EXERCISE: When you respond, write out each entry exactly as it stands.

[Start of Attachment]

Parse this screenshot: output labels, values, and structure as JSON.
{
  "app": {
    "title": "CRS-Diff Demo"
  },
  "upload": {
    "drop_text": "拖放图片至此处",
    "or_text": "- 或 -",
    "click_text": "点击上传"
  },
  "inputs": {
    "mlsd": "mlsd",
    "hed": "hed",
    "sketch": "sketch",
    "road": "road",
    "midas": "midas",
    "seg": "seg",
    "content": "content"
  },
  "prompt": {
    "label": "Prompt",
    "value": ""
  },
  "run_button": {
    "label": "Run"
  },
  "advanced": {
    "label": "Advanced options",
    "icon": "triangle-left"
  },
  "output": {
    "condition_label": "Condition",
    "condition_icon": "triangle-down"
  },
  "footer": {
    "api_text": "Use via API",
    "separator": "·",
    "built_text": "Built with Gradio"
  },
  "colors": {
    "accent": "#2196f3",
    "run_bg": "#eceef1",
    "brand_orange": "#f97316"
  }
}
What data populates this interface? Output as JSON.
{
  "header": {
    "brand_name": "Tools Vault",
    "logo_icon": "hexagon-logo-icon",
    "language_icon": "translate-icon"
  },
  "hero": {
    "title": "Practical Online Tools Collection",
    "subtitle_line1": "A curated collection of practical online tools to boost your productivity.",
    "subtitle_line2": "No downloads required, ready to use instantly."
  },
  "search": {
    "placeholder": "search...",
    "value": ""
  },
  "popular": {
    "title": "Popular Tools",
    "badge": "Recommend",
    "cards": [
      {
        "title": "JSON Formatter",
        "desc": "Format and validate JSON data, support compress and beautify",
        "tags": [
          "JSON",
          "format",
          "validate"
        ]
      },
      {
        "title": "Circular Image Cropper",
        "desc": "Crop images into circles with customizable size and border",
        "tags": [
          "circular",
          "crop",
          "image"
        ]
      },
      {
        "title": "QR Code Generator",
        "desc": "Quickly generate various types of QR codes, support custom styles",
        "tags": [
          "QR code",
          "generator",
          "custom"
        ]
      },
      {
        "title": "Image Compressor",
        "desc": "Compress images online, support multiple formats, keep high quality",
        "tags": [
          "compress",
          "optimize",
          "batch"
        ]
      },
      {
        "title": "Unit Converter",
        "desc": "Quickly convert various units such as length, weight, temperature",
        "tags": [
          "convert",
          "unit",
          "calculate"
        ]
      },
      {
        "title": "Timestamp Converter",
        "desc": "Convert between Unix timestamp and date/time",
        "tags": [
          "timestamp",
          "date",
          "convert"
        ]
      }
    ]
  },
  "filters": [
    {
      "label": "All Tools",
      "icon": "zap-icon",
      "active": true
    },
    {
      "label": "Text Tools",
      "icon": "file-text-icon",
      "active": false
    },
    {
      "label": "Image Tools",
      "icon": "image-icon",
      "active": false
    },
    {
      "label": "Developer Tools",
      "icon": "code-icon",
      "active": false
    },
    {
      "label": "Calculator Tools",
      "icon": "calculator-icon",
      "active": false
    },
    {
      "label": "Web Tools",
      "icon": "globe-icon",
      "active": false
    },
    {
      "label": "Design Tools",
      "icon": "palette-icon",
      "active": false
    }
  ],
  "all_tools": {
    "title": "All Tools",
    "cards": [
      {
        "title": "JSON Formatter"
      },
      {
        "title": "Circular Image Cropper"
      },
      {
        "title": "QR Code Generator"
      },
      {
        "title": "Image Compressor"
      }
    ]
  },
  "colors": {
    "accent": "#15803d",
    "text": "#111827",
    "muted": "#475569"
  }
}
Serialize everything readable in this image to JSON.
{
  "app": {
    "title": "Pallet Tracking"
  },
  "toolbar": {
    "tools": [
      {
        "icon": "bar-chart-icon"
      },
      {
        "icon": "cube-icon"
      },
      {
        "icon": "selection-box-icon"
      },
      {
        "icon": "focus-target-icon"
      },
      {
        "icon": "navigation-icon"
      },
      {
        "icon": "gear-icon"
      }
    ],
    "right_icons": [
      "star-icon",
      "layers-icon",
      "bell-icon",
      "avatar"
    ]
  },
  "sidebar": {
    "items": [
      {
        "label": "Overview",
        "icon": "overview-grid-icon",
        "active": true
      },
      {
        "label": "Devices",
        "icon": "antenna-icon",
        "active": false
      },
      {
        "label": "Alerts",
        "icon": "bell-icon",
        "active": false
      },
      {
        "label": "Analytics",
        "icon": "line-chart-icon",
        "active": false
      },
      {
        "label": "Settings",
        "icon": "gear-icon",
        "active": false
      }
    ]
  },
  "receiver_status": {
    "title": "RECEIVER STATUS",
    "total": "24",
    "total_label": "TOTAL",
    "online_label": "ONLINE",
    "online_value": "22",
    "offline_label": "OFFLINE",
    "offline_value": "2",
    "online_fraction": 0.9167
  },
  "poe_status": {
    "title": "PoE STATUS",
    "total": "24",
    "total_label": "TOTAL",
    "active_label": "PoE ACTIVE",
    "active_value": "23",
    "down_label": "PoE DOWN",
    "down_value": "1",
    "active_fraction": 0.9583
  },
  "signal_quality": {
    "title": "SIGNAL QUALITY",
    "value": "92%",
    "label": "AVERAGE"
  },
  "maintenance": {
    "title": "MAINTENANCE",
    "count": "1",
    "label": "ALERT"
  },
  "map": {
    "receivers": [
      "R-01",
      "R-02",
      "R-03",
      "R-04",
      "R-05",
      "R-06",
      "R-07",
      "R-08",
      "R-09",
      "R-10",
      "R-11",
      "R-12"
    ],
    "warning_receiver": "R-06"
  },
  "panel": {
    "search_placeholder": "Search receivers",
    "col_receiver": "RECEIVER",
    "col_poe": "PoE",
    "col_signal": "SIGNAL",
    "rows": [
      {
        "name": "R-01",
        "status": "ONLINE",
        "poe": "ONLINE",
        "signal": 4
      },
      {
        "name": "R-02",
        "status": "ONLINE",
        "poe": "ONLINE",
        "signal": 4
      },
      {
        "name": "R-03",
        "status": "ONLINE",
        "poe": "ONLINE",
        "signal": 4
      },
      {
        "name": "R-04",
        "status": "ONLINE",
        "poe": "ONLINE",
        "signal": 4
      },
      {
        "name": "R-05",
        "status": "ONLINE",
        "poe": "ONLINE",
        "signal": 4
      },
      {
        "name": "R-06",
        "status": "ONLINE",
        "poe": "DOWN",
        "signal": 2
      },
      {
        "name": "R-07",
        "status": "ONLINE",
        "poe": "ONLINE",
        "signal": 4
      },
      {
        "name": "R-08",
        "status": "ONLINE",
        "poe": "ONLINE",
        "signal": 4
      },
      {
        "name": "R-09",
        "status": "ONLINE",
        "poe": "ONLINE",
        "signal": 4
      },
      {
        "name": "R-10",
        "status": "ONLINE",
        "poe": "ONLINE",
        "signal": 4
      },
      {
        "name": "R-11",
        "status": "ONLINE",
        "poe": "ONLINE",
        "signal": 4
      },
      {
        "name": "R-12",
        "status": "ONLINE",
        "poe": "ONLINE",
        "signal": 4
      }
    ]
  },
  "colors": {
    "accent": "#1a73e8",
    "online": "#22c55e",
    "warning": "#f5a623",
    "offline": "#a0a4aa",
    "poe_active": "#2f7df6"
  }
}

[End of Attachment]

EXPECTED ANSWER:
Parse this screenshot: output labels, values, and structure as JSON.
{
  "app": {
    "title": "CRS-Diff Demo"
  },
  "upload": {
    "drop_text": "拖放图片至此处",
    "or_text": "- 或 -",
    "click_text": "点击上传"
  },
  "inputs": {
    "mlsd": "mlsd",
    "hed": "hed",
    "sketch": "sketch",
    "road": "road",
    "midas": "midas",
    "seg": "seg",
    "content": "content"
  },
  "prompt": {
    "label": "Prompt",
    "value": ""
  },
  "run_button": {
    "label": "Run"
  },
  "advanced": {
    "label": "Advanced options",
    "icon": "triangle-left"
  },
  "output": {
    "condition_label": "Condition",
    "condition_icon": "triangle-down"
  },
  "footer": {
    "api_text": "Use via API",
    "separator": "·",
    "built_text": "Built with Gradio"
  },
  "colors": {
    "accent": "#2196f3",
    "run_bg": "#eceef1",
    "brand_orange": "#f97316"
  }
}
What data populates this interface? Output as JSON.
{
  "header": {
    "brand_name": "Tools Vault",
    "logo_icon": "hexagon-logo-icon",
    "language_icon": "translate-icon"
  },
  "hero": {
    "title": "Practical Online Tools Collection",
    "subtitle_line1": "A curated collection of practical online tools to boost your productivity.",
    "subtitle_line2": "No downloads required, ready to use instantly."
  },
  "search": {
    "placeholder": "search...",
    "value": ""
  },
  "popular": {
    "title": "Popular Tools",
    "badge": "Recommend",
    "cards": [
      {
        "title": "JSON Formatter",
        "desc": "Format and validate JSON data, support compress and beautify",
        "tags": [
          "JSON",
          "format",
          "validate"
        ]
      },
      {
        "title": "Circular Image Cropper",
        "desc": "Crop images into circles with customizable size and border",
        "tags": [
          "circular",
          "crop",
          "image"
        ]
      },
      {
        "title": "QR Code Generator",
        "desc": "Quickly generate various types of QR codes, support custom styles",
        "tags": [
          "QR code",
          "generator",
          "custom"
        ]
      },
      {
        "title": "Image Compressor",
        "desc": "Compress images online, support multiple formats, keep high quality",
        "tags": [
          "compress",
          "optimize",
          "batch"
        ]
      },
      {
        "title": "Unit Converter",
        "desc": "Quickly convert various units such as length, weight, temperature",
        "tags": [
          "convert",
          "unit",
          "calculate"
        ]
      },
      {
        "title": "Timestamp Converter",
        "desc": "Convert between Unix timestamp and date/time",
        "tags": [
          "timestamp",
          "date",
          "convert"
        ]
      }
    ]
  },
  "filters": [
    {
      "label": "All Tools",
      "icon": "zap-icon",
      "active": true
    },
    {
      "label": "Text Tools",
      "icon": "file-text-icon",
      "active": false
    },
    {
      "label": "Image Tools",
      "icon": "image-icon",
      "active": false
    },
    {
      "label": "Developer Tools",
      "icon": "code-icon",
      "active": false
    },
    {
      "label": "Calculator Tools",
      "icon": "calculator-icon",
      "active": false
    },
    {
      "label": "Web Tools",
      "icon": "globe-icon",
      "active": false
    },
    {
      "label": "Design Tools",
      "icon": "palette-icon",
      "active": false
    }
  ],
  "all_tools": {
    "title": "All Tools",
    "cards": [
      {
        "title": "JSON Formatter"
      },
      {
        "title": "Circular Image Cropper"
      },
      {
        "title": "QR Code Generator"
      },
      {
        "title": "Image Compressor"
      }
    ]
  },
  "colors": {
    "accent": "#15803d",
    "text": "#111827",
    "muted": "#475569"
  }
}
Serialize everything readable in this image to JSON.
{
  "app": {
    "title": "Pallet Tracking"
  },
  "toolbar": {
    "tools": [
      {
        "icon": "bar-chart-icon"
      },
      {
        "icon": "cube-icon"
      },
      {
        "icon": "selection-box-icon"
      },
      {
        "icon": "focus-target-icon"
      },
      {
        "icon": "navigation-icon"
      },
      {
        "icon": "gear-icon"
      }
    ],
    "right_icons": [
      "star-icon",
      "layers-icon",
      "bell-icon",
      "avatar"
    ]
  },
  "sidebar": {
    "items": [
      {
        "label": "Overview",
        "icon": "overview-grid-icon",
        "active": true
      },
      {
        "label": "Devices",
        "icon": "antenna-icon",
        "active": false
      },
      {
        "label": "Alerts",
        "icon": "bell-icon",
        "active": false
      },
      {
        "label": "Analytics",
        "icon": "line-chart-icon",
        "active": false
      },
      {
        "label": "Settings",
        "icon": "gear-icon",
        "active": false
      }
    ]
  },
  "receiver_status": {
    "title": "RECEIVER STATUS",
    "total": "24",
    "total_label": "TOTAL",
    "online_label": "ONLINE",
    "online_value": "22",
    "offline_label": "OFFLINE",
    "offline_value": "2",
    "online_fraction": 0.9167
  },
  "poe_status": {
    "title": "PoE STATUS",
    "total": "24",
    "total_label": "TOTAL",
    "active_label": "PoE ACTIVE",
    "active_value": "23",
    "down_label": "PoE DOWN",
    "down_value": "1",
    "active_fraction": 0.9583
  },
  "signal_quality": {
    "title": "SIGNAL QUALITY",
    "value": "92%",
    "label": "AVERAGE"
  },
  "maintenance": {
    "title": "MAINTENANCE",
    "count": "1",
    "label": "ALERT"
  },
  "map": {
    "receivers": [
      "R-01",
      "R-02",
      "R-03",
      "R-04",
      "R-05",
      "R-06",
      "R-07",
      "R-08",
      "R-09",
      "R-10",
      "R-11",
      "R-12"
    ],
    "warning_receiver": "R-06"
  },
  "panel": {
    "search_placeholder": "Search receivers",
    "col_receiver": "RECEIVER",
    "col_poe": "PoE",
    "col_signal": "SIGNAL",
    "rows": [
      {
        "name": "R-01",
        "status": "ONLINE",
        "poe": "ONLINE",
        "signal": 4
      },
      {
        "name": "R-02",
        "status": "ONLINE",
        "poe": "ONLINE",
        "signal": 4
      },
      {
        "name": "R-03",
        "status": "ONLINE",
        "poe": "ONLINE",
        "signal": 4
      },
      {
        "name": "R-04",
        "status": "ONLINE",
        "poe": "ONLINE",
        "signal": 4
      },
      {
        "name": "R-05",
        "status": "ONLINE",
        "poe": "ONLINE",
        "signal": 4
      },
      {
        "name": "R-06",
        "status": "ONLINE",
        "poe": "DOWN",
        "signal": 2
      },
      {
        "name": "R-07",
        "status": "ONLINE",
        "poe": "ONLINE",
        "signal": 4
      },
      {
        "name": "R-08",
        "status": "ONLINE",
        "poe": "ONLINE",
        "signal": 4
      },
      {
        "name": "R-09",
        "status": "ONLINE",
        "poe": "ONLINE",
        "signal": 4
      },
      {
        "name": "R-10",
        "status": "ONLINE",
        "poe": "ONLINE",
        "signal": 4
      },
      {
        "name": "R-11",
        "status": "ONLINE",
        "poe": "ONLINE",
        "signal": 4
      },
      {
        "name": "R-12",
        "status": "ONLINE",
        "poe": "ONLINE",
        "signal": 4
      }
    ]
  },
  "colors": {
    "accent": "#1a73e8",
    "online": "#22c55e",
    "warning": "#f5a623",
    "offline": "#a0a4aa",
    "poe_active": "#2f7df6"
  }
}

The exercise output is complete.